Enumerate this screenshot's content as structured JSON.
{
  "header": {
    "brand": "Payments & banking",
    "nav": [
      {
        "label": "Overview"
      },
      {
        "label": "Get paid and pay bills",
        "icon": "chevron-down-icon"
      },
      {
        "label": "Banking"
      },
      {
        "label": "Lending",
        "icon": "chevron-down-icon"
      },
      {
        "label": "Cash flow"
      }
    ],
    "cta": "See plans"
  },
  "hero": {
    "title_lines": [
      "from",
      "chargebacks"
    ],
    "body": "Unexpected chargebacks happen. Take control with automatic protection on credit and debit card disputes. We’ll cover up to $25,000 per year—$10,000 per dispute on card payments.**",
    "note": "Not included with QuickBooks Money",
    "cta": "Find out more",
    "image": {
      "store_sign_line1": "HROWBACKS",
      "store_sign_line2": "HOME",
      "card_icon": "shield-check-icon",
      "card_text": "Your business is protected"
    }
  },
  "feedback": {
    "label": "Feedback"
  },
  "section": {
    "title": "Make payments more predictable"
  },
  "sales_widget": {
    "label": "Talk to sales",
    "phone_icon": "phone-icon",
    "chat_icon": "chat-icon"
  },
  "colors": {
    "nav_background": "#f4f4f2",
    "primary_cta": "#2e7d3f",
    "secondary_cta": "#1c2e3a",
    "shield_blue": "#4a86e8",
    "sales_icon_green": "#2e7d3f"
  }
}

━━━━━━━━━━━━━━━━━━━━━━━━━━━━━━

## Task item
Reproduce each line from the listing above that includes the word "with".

## Solution for this task
    "body": "Unexpected chargebacks happen. Take control with automatic protection on credit and debit card disputes. We’ll cover up to $25,000 per year—$10,000 per dispute on card payments.**",
    "note": "Not included with QuickBooks Money",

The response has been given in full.